Let’s assume that you have taken Jennifer Matt’s advice on web-to-print. You have purchased a single print e-commerce solution only after you sorted out your strategy, purchased features based off product workflow needs, launched fast and fixed even faster, and figured out a marketing plan to get users to the site.
Now let’s look at a few areas where your site and software should be headed next. Most of these features and best practices can already be found at the big e-commerce sites like Amazon.
Responsive Web Design
The importance of mobile is growing. Within the past month the number of smartphone users in the US surpassed non-smartphone users. (Yes, we are all getting smarter.) Today we are far more likely to check e-mail, surf the web, use single purpose apps, and check-in to social media than we are to purchase something. But that is changing as consumers are getting more comfortable with the technology and as the apps and interfaces improve. According to the annual IMRG survey 38% of users have completed a purchase with their phones, up from 23% only two years earlier.
Targeting all the mobile devices, with their myriad screen sizes, has been difficult. Odds are you cannot, should not, and will not invest in the development too look good on the iPhone while ignoring all of the Android phones. With CSS3 and HTML5 you shouldn’t have to. Using media queries you can find out the information needed to have the page content scale to fit that devices resolution, orientation, and resolution. The pages and content can re-flow because each element is defined in relative instead of absolute size.
[Find more information on responsive design with the tutorials at Smashing Magazine.]
All Around WYSIWIG

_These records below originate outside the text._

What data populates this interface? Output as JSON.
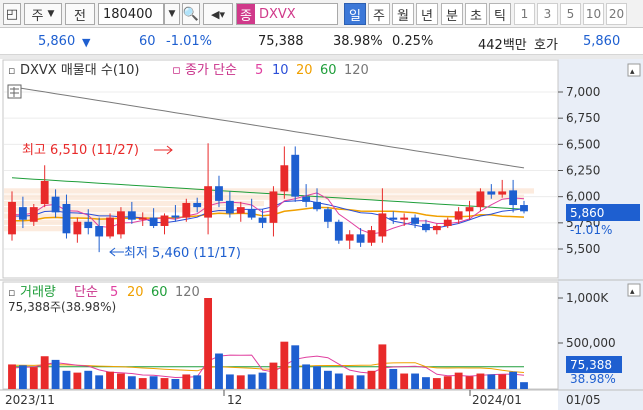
{
  "toolbar": {
    "market_label": "주",
    "period_label": "전",
    "code": "180400",
    "ticker_tag": "종",
    "ticker_name": "DXVX",
    "periods": [
      "일",
      "주",
      "월",
      "년",
      "분",
      "초",
      "틱"
    ],
    "active_period": "일",
    "numbers": [
      "1",
      "3",
      "5",
      "10",
      "20"
    ]
  },
  "quote": {
    "price": "5,860",
    "direction": "▼",
    "change": "60",
    "change_pct": "-1.01%",
    "volume": "75,388",
    "volume_ratio": "38.98%",
    "turnover": "0.25%",
    "trade_value": "442백만",
    "bid_label": "호가",
    "bid": "5,860"
  },
  "price_panel": {
    "title_icon": "▫",
    "stock_title": "DXVX 매물대 수(10)",
    "ma_prefix": "▫ 종가 단순",
    "ma_periods": [
      "5",
      "10",
      "20",
      "60",
      "120"
    ],
    "ma_colors": [
      "#e040a0",
      "#2b4fd8",
      "#f0a000",
      "#1f9e3a",
      "#777777"
    ],
    "high_label": "최고 6,510 (11/27)",
    "low_label": "최저 5,460 (11/17)",
    "y_ticks": [
      "7,000",
      "6,750",
      "6,500",
      "6,250",
      "6,000",
      "5,750",
      "5,500"
    ],
    "current_price_tag": "5,860",
    "current_pct_tag": "-1.01%"
  },
  "volume_panel": {
    "title": "거래량",
    "ma_prefix": "단순",
    "ma_periods": [
      "5",
      "20",
      "60",
      "120"
    ],
    "ma_colors": [
      "#e040a0",
      "#f0a000",
      "#1f9e3a",
      "#777777"
    ],
    "info": "75,388주(38.98%)",
    "y_ticks": [
      "1,000K",
      "500,000"
    ],
    "current_tag": "75,388",
    "current_pct": "38.98%"
  },
  "x_axis": [
    "2023/11",
    "12",
    "2024/01",
    "01/05"
  ],
  "colors": {
    "up": "#e82a2a",
    "down": "#1e5fd0",
    "accent": "#3c78d8"
  },
  "chart_data": {
    "type": "candlestick",
    "ylim": [
      5350,
      7150
    ],
    "candles": [
      {
        "o": 5640,
        "h": 6050,
        "l": 5580,
        "c": 5950
      },
      {
        "o": 5900,
        "h": 6000,
        "l": 5700,
        "c": 5780
      },
      {
        "o": 5760,
        "h": 5930,
        "l": 5720,
        "c": 5900
      },
      {
        "o": 5930,
        "h": 6300,
        "l": 5900,
        "c": 6150
      },
      {
        "o": 6000,
        "h": 6070,
        "l": 5800,
        "c": 5850
      },
      {
        "o": 5930,
        "h": 6020,
        "l": 5600,
        "c": 5650
      },
      {
        "o": 5640,
        "h": 5800,
        "l": 5560,
        "c": 5760
      },
      {
        "o": 5760,
        "h": 5880,
        "l": 5640,
        "c": 5700
      },
      {
        "o": 5720,
        "h": 5800,
        "l": 5470,
        "c": 5620
      },
      {
        "o": 5620,
        "h": 5840,
        "l": 5600,
        "c": 5800
      },
      {
        "o": 5640,
        "h": 5900,
        "l": 5600,
        "c": 5860
      },
      {
        "o": 5860,
        "h": 5950,
        "l": 5740,
        "c": 5780
      },
      {
        "o": 5780,
        "h": 5850,
        "l": 5720,
        "c": 5800
      },
      {
        "o": 5800,
        "h": 5890,
        "l": 5700,
        "c": 5720
      },
      {
        "o": 5720,
        "h": 5840,
        "l": 5640,
        "c": 5820
      },
      {
        "o": 5820,
        "h": 5920,
        "l": 5760,
        "c": 5800
      },
      {
        "o": 5800,
        "h": 5980,
        "l": 5760,
        "c": 5940
      },
      {
        "o": 5940,
        "h": 5990,
        "l": 5850,
        "c": 5900
      },
      {
        "o": 5800,
        "h": 6510,
        "l": 5640,
        "c": 6100
      },
      {
        "o": 6100,
        "h": 6200,
        "l": 5900,
        "c": 5960
      },
      {
        "o": 5960,
        "h": 6050,
        "l": 5800,
        "c": 5840
      },
      {
        "o": 5840,
        "h": 5950,
        "l": 5760,
        "c": 5900
      },
      {
        "o": 5880,
        "h": 5980,
        "l": 5780,
        "c": 5800
      },
      {
        "o": 5800,
        "h": 5880,
        "l": 5700,
        "c": 5750
      },
      {
        "o": 5750,
        "h": 6100,
        "l": 5620,
        "c": 6050
      },
      {
        "o": 6050,
        "h": 6480,
        "l": 5980,
        "c": 6300
      },
      {
        "o": 6400,
        "h": 6480,
        "l": 5950,
        "c": 6000
      },
      {
        "o": 6000,
        "h": 6120,
        "l": 5900,
        "c": 5950
      },
      {
        "o": 5950,
        "h": 6080,
        "l": 5860,
        "c": 5880
      },
      {
        "o": 5880,
        "h": 5900,
        "l": 5700,
        "c": 5760
      },
      {
        "o": 5760,
        "h": 5780,
        "l": 5550,
        "c": 5580
      },
      {
        "o": 5580,
        "h": 5680,
        "l": 5500,
        "c": 5640
      },
      {
        "o": 5640,
        "h": 5700,
        "l": 5520,
        "c": 5560
      },
      {
        "o": 5560,
        "h": 5720,
        "l": 5530,
        "c": 5680
      },
      {
        "o": 5620,
        "h": 6080,
        "l": 5560,
        "c": 5840
      },
      {
        "o": 5800,
        "h": 5860,
        "l": 5740,
        "c": 5780
      },
      {
        "o": 5780,
        "h": 5840,
        "l": 5720,
        "c": 5800
      },
      {
        "o": 5800,
        "h": 5830,
        "l": 5700,
        "c": 5740
      },
      {
        "o": 5740,
        "h": 5780,
        "l": 5660,
        "c": 5680
      },
      {
        "o": 5680,
        "h": 5740,
        "l": 5640,
        "c": 5720
      },
      {
        "o": 5720,
        "h": 5800,
        "l": 5700,
        "c": 5780
      },
      {
        "o": 5780,
        "h": 5900,
        "l": 5740,
        "c": 5860
      },
      {
        "o": 5860,
        "h": 5960,
        "l": 5780,
        "c": 5900
      },
      {
        "o": 5900,
        "h": 6080,
        "l": 5860,
        "c": 6050
      },
      {
        "o": 6050,
        "h": 6120,
        "l": 5980,
        "c": 6020
      },
      {
        "o": 6020,
        "h": 6160,
        "l": 5990,
        "c": 6050
      },
      {
        "o": 6060,
        "h": 6160,
        "l": 5850,
        "c": 5920
      },
      {
        "o": 5920,
        "h": 5960,
        "l": 5840,
        "c": 5860
      }
    ],
    "volumes": [
      270,
      260,
      240,
      360,
      320,
      200,
      180,
      200,
      150,
      190,
      170,
      140,
      120,
      140,
      120,
      110,
      160,
      150,
      1000,
      390,
      160,
      150,
      160,
      180,
      290,
      520,
      480,
      270,
      250,
      200,
      170,
      150,
      150,
      200,
      490,
      220,
      170,
      170,
      130,
      120,
      140,
      180,
      140,
      170,
      160,
      160,
      190,
      75
    ],
    "vol_ylim": [
      0,
      1150
    ]
  }
}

E-commerce, especially for print service providers, needs to be user installable (if not a SaaS offering) and configurable. Creating pages, adding products, and configuring options should be simple enough not to require a programmer. The site design should be done through templates or a what-you-see-is-what-you-get editor — more like using Illustrator, less like creating CSS. Extending and adapting the functionality of the storefront should also be as easy as installing/enabling a plug-ins or adding a widget. Have we not learned anything from the use of plug-ins and widgets for web browsers, WordPress, etc?
While most of these issues are found with self-hosted web-to-print software, the SaaS packages often have a slightly different problem. These cloud based solutions lack the flexibility and customization typically found with packages you install and host on your own hardware and network. The end result is that the cloud solutions need the sophistication self-hosted web-to-print systems while they need the simplicity of the former.
Follow the Customer’s Bread Crumbs
Unlike buying something in a store, e-commerce allows you to track the specific actions of your customers. Using Google Analytics (or something similar) you can track the basics from the number of unique visitors to the number of page views. The next step is to start using analytics in more advanced ways such as tracking user behavior and monitoring clicks-to-conversions to determine the value of specific marketing funnels like social media. The data is there. It is just a matter of using the proper tools in the proper way. This should be a discussion point with your vendor.